It’s been a long time since I posted and that was about editing. This one is too.
I follow Chris Brecheen’s Writing About Writing on Facebook, he of the “You should be writing” admonitions. He’s clever and wise and very funny, and occasionally he answers questions. He recently got a question about whether to use an editor or not. He comes down on the side of using one if you can possibly manage it. I have said before on this blog that everyone needs an editor. I am here to tell you that I am an idiot who sometimes does not follow my own good advise. However, sometimes I learn from my mistakes and therefore become slightly less idiotic.
As you know, I’ve been editing the Bloodlines vampire series for my friend Dennis Young, so of course, I got all over confident and decided to edit my dad’s World War II memoir. To do this, I typed the entire book into a format I could easily manipulate in preparation for publication. Now, I once took a typing test long ago, and we determined I could type about 5 words a minute with 25 mistakes—that is, I’m a lousy typist (world records have been well over 100 words per minute with no mistakes). But I was determined. Happy with the job I’d done correcting the typos and other issues that the vanity publisher had let pass in my dad’s book, I sent copies to some veterans I know for them to review. One kindly responded that he liked the story, though it brought up some difficult memories, and the other went radio silent.
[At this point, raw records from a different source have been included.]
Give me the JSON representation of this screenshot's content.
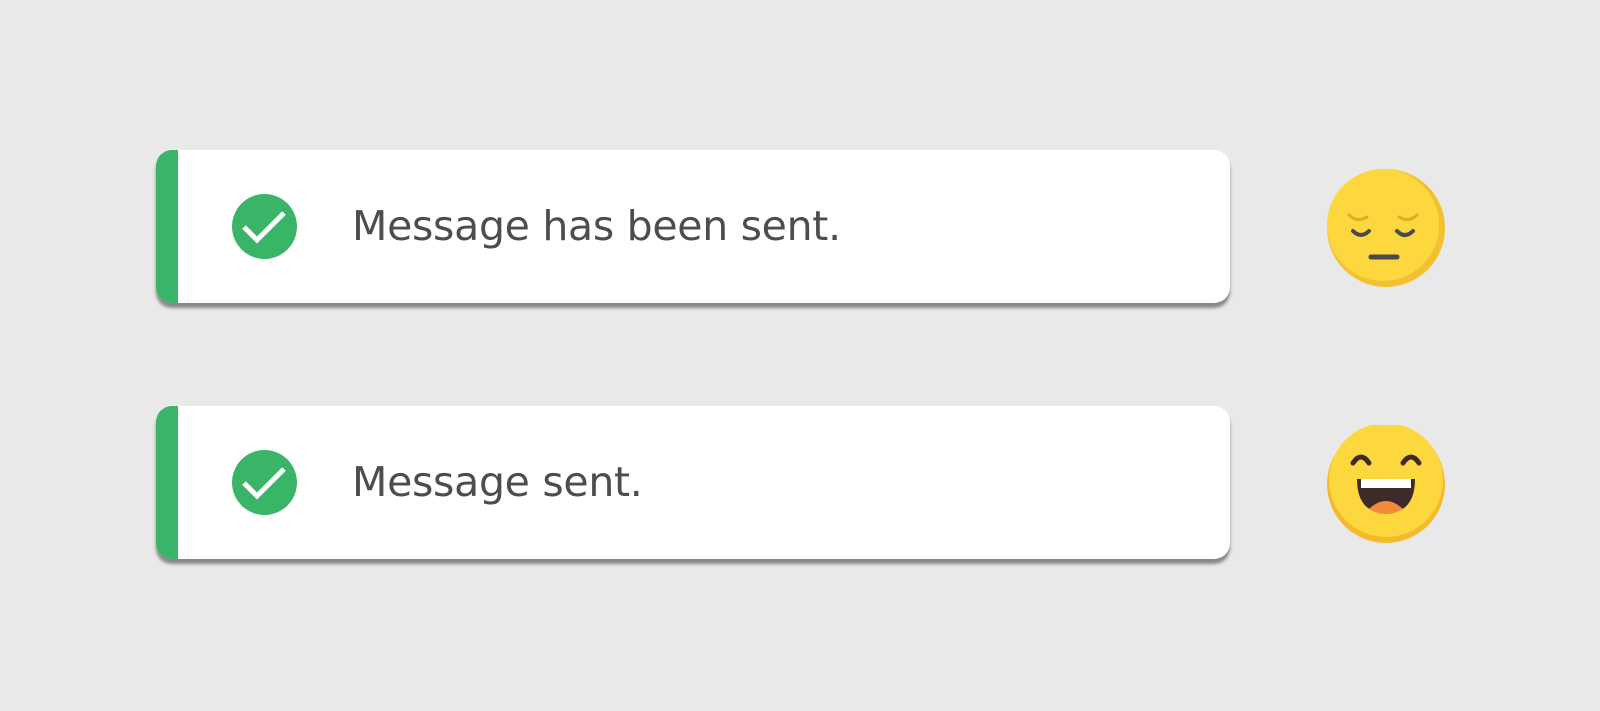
{
  "notifications": [
    {
      "message": "Message has been sent.",
      "status": "success",
      "icon": "check-circle-icon",
      "reaction_icon": "pensive-face-icon"
    },
    {
      "message": "Message sent.",
      "status": "success",
      "icon": "check-circle-icon",
      "reaction_icon": "grinning-face-icon"
    }
  ],
  "colors": {
    "background": "#e9e9e9",
    "toast_background": "#ffffff",
    "accent_success": "#3ab567",
    "message_text": "#4d4d4d",
    "emoji_face": "#fcd53a",
    "emoji_shade": "#f3c12f"
  }
}
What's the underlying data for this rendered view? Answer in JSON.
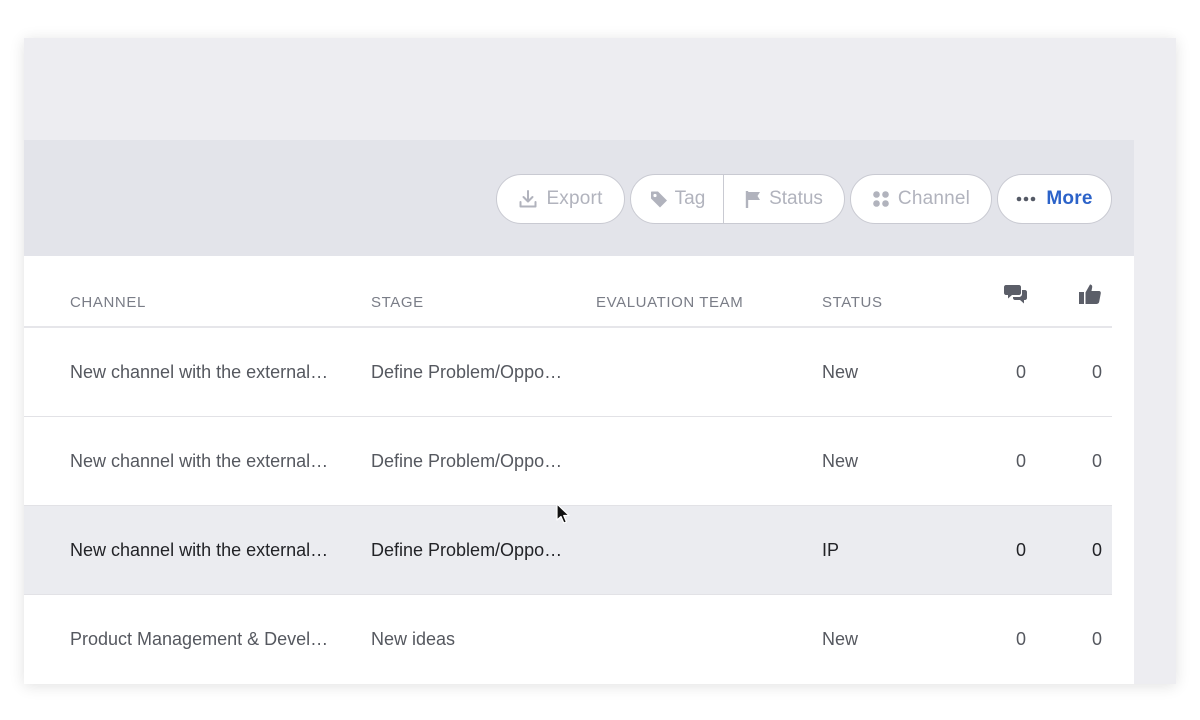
{
  "toolbar": {
    "export_label": "Export",
    "tag_label": "Tag",
    "status_label": "Status",
    "channel_label": "Channel",
    "more_label": "More",
    "icons": {
      "export": "download-icon",
      "tag": "tag-icon",
      "status": "flag-icon",
      "channel": "grid-dots-icon",
      "more": "ellipsis-icon"
    },
    "colors": {
      "disabled_text": "#b1b3bd",
      "more_text": "#2c63c9"
    }
  },
  "table": {
    "headers": {
      "channel": "CHANNEL",
      "stage": "STAGE",
      "evaluation_team": "EVALUATION TEAM",
      "status": "STATUS",
      "comments_icon": "comments-icon",
      "likes_icon": "thumbs-up-icon"
    },
    "rows": [
      {
        "channel": "New channel with the external…",
        "stage": "Define Problem/Oppo…",
        "evaluation_team": "",
        "status": "New",
        "comments": "0",
        "likes": "0"
      },
      {
        "channel": "New channel with the external…",
        "stage": "Define Problem/Oppo…",
        "evaluation_team": "",
        "status": "New",
        "comments": "0",
        "likes": "0"
      },
      {
        "channel": "New channel with the external…",
        "stage": "Define Problem/Oppo…",
        "evaluation_team": "",
        "status": "IP",
        "comments": "0",
        "likes": "0"
      },
      {
        "channel": "Product Management & Devel…",
        "stage": "New ideas",
        "evaluation_team": "",
        "status": "New",
        "comments": "0",
        "likes": "0"
      }
    ]
  }
}
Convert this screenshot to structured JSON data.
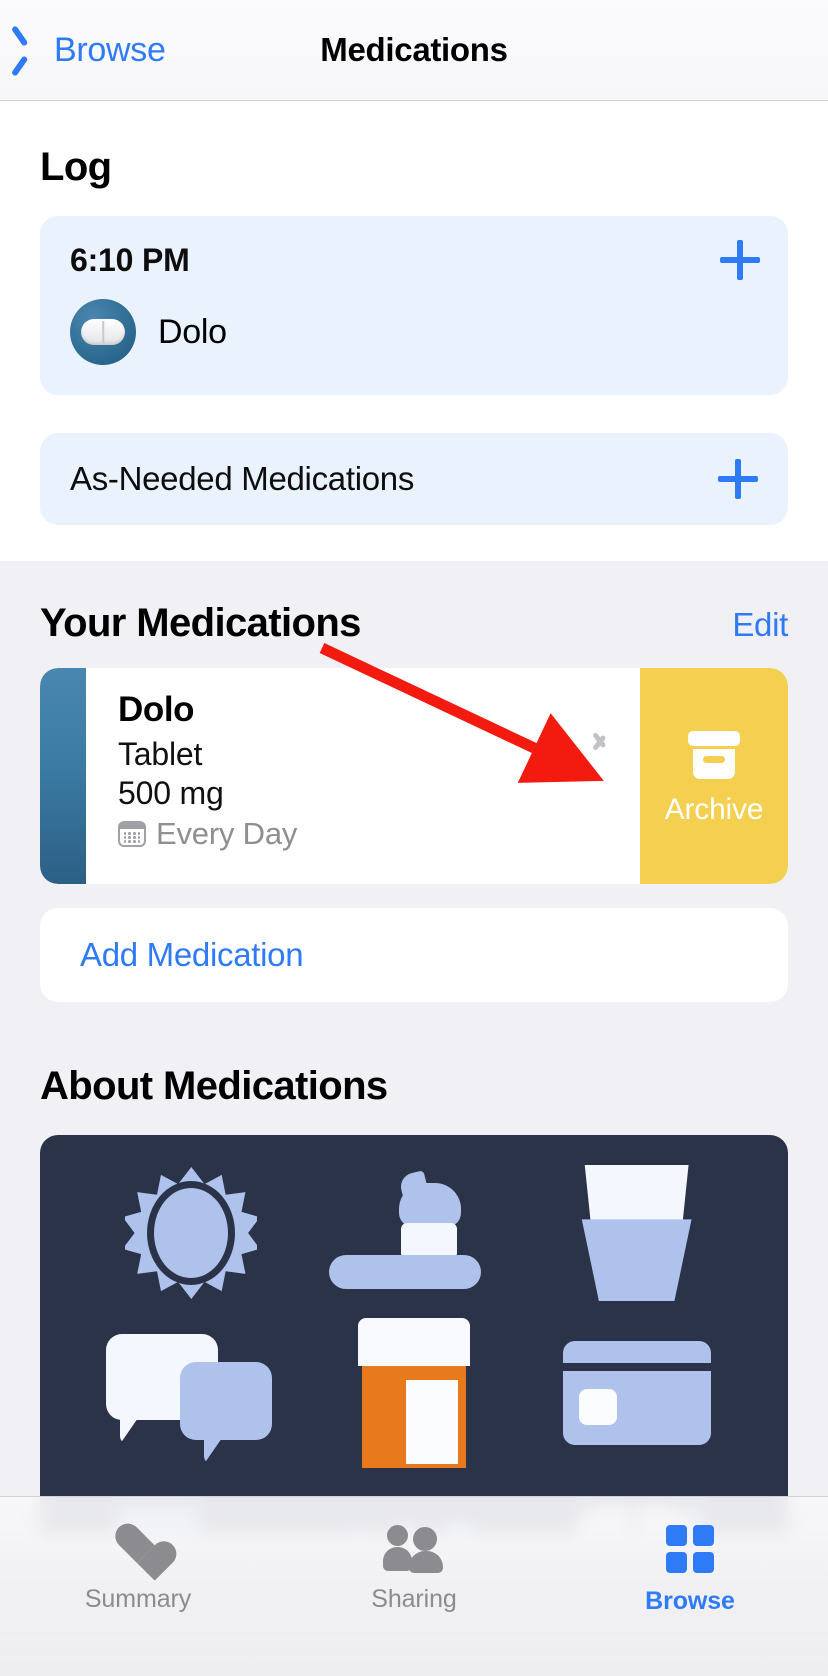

My dad had only published the book to give as gifts to his family members and we were very grateful for them, never mind the minor issues. Because I was ready to move forward with making the book available to a wider audience, I went back to review it again. Holy cow! The manuscript I had typed was full of transcription errors, typos, and other embarrassing mistakes. I feel like a total fool and that I owe those two readers an apology. So, back to editing my own darn work, and then on the hopefully getting someone else to review and comment. EVERYONE NEEDS AN EDITOR!
Even if your editor or reviewer is not a pro, it should be someone who understands grammar, spelling (spell checker doesn’t catch homonyms or correctly spelled words that aren’t at all what your meant to say), and plotting. Find someone who is really interested and honest and won’t pull any punches. There are actually several kinds of editors, how many depends on who you ask. There is general agreement that among these are developmental editors, copy editors, and content or line editors. There are also proof readers. Each one looks for different problems with the writing. But anyone who is reading along as says, “I have no idea what the heck you mean here” should get your attention. We pretty much always know what’s in our head, but all too often that doesn’t end up on the page. And if it does, it may be misspelled. Or badly phrased.
Yes, we all need editors. Preferably one who isn’t typing the manuscript at the same time. Especially one who types 5 words a minute.